Endocarditis is an inflammation of the inner lining of the heart, endocardium, caused by infection. The infection is from microorganisms that enter the blood stream and come to the heart this way. Beside the infection, there is an inflammation, especially of the heart valves, where the bacteria start to accumulate and blood clots form. The heart valves are susceptible to infections, especially if damaged or replaced.
Infectious endocarditis is mostly a chronic disease that develops in weeks or months. In rare cases, endocarditis is acute that can damage one or more heart valves in a short time. Acute endocarditis may bring to acute heart failure in a few days, which can be life-threatening.
Generally, endocarditis is not common in people with healthy hearts, but in people with damaged heart valves, heart defects or artificial heart valves.
The most common causes of endocarditis are bacteria, and fungi, in rare cases. Harmless microorganisms may enter the blood flow during dental procedures, especially when a tooth is taken out or a surgery of the digestive or urinary tracts. Another cause could be inserted catheter in the bladder or long-term treatment when intravenous catheter has to be placed.

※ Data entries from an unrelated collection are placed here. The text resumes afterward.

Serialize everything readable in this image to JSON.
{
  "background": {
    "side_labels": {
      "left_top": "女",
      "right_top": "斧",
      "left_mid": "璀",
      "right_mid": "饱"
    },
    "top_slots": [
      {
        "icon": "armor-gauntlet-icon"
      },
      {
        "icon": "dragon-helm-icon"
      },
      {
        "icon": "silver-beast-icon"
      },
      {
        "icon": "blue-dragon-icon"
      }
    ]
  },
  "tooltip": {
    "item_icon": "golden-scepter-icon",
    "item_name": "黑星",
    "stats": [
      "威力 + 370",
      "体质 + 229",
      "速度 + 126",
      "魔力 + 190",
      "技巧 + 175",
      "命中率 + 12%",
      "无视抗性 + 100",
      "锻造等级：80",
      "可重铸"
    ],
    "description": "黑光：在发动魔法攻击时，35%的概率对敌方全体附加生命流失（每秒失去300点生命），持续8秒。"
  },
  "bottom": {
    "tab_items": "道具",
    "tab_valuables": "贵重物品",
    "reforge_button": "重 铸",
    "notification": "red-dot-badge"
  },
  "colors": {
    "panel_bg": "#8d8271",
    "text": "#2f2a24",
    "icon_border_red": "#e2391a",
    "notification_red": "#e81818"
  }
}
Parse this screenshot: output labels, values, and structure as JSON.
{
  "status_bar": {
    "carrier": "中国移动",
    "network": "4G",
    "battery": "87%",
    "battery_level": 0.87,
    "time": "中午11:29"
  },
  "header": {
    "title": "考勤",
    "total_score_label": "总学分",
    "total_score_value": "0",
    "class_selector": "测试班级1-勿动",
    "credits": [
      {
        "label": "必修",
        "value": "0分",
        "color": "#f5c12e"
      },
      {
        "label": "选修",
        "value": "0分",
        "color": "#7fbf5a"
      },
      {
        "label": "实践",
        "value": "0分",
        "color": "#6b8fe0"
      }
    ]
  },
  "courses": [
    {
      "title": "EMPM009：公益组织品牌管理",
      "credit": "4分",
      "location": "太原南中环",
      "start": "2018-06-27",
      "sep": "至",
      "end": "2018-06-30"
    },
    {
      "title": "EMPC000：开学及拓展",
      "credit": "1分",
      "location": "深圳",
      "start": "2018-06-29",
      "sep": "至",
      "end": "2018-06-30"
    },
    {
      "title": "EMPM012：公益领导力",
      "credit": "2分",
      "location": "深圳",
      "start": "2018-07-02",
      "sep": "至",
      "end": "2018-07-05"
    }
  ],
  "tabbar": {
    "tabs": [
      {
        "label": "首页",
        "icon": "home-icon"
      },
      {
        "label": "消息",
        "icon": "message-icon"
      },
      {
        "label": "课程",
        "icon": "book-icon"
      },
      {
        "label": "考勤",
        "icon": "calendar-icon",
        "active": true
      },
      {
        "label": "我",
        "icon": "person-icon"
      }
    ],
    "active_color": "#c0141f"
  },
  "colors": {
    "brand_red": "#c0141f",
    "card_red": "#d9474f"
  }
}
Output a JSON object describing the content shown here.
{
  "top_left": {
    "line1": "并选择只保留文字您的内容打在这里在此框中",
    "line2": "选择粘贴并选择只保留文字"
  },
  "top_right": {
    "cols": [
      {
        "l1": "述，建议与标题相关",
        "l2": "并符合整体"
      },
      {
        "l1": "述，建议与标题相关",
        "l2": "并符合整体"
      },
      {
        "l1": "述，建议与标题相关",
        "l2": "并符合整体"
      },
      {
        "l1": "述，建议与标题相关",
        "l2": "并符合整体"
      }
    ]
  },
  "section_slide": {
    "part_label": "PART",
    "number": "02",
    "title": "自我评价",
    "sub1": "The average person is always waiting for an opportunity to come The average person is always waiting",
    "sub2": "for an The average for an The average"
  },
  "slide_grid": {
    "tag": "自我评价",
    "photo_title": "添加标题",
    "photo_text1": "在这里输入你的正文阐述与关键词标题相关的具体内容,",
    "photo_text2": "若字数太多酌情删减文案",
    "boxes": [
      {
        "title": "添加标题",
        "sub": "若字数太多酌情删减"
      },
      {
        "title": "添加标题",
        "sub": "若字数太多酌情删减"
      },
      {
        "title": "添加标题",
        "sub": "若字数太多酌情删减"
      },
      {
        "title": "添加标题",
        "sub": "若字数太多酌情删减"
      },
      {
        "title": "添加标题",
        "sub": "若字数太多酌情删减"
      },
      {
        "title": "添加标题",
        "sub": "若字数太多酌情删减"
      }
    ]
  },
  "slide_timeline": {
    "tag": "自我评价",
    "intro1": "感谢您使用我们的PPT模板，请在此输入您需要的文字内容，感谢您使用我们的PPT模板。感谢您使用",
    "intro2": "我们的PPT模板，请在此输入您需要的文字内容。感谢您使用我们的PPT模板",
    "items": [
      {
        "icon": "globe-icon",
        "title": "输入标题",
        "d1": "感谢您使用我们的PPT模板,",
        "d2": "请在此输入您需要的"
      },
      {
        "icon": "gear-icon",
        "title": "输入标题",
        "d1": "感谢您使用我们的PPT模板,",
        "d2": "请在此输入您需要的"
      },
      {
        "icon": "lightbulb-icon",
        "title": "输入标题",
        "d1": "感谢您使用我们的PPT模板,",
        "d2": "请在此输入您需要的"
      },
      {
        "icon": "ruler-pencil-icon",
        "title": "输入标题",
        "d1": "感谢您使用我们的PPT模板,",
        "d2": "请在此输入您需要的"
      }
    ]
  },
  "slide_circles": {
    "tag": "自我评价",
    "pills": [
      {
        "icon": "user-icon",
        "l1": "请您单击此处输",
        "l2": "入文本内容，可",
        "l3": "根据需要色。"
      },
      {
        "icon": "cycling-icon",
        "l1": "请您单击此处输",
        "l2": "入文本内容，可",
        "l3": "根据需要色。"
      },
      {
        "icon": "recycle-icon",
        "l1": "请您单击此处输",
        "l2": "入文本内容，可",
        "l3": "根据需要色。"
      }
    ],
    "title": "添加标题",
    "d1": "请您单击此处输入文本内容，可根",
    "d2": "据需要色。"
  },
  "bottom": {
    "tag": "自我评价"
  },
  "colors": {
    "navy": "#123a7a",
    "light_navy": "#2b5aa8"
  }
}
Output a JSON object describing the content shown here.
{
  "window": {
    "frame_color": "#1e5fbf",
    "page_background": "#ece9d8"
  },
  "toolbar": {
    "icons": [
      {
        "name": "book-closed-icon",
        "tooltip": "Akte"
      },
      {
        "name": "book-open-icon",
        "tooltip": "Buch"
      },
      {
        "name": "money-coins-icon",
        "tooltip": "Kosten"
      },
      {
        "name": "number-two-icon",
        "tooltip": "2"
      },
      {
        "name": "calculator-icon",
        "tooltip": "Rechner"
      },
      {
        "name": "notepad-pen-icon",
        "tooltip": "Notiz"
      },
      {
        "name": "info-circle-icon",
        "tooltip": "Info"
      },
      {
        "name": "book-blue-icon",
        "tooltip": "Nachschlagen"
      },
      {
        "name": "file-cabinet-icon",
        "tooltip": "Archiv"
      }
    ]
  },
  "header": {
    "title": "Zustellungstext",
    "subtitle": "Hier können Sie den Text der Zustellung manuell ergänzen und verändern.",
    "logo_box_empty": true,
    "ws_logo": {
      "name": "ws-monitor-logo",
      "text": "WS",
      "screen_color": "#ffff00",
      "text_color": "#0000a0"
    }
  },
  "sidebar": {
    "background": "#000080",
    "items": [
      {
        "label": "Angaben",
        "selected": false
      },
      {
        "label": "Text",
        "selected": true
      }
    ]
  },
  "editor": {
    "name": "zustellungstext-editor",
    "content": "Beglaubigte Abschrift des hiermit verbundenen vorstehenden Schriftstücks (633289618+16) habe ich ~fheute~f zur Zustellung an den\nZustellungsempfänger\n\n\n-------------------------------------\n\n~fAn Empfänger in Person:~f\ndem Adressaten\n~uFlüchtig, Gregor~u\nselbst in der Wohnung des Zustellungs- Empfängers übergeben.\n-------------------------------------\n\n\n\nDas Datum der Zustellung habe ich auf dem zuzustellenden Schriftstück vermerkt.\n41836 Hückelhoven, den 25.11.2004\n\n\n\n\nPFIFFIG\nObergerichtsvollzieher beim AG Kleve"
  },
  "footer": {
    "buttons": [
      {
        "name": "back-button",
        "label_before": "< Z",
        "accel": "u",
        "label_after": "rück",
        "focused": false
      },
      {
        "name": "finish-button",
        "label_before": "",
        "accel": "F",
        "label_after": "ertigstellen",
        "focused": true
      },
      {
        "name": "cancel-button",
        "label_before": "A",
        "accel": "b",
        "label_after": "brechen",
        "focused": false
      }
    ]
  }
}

The cause of endocarditis during surgery, for e.g., replacement of heart valves is rare.
If you are healthy, these germs may even be destroyed by your immune system. With damaged valves, the endocardium is a good place for them to accumulate.
The symptoms of infectious endocarditis may be as symptoms for other diseases and may not be heart-related or to the damage of the heart. These are:
- excessive fatigue
- higher body temperature and night sweating
- joint pain
- loss of weight
The infected material from the valve may cut and block any blood vessel in the body. Small blood clots may for e.g. block a vein under the fingernails, causing small hemorrhaging, similar when you see a thorn in the nail. If the clot clogs an artery supplying the brain with blood, a stroke may occur.
The symptoms of acute endocarditis are sudden. These are:
- high temperature
- heart palpitations (discomforting feeling when the heart beats irregularly or rapidly)
These symptoms may get worse very fast. If it comes to acute heart failure, other symptoms may occur, such as shortness of breath and hissing sound from the lungs.
The risk of developing infectious endocarditis is high in:
- people with heart problems like, damaged valves, artificial valves
- persons with weakened immune system, such as in persons with HIV or cancer patients
- drug addicts, intravenously taking drugs, especially sharing a needle
Endocarditis may cause the following complications:
- Heart failure
- Damage other organs (lungs, abdominal organs, kidneys, extremities)
- Infections in other parts of the body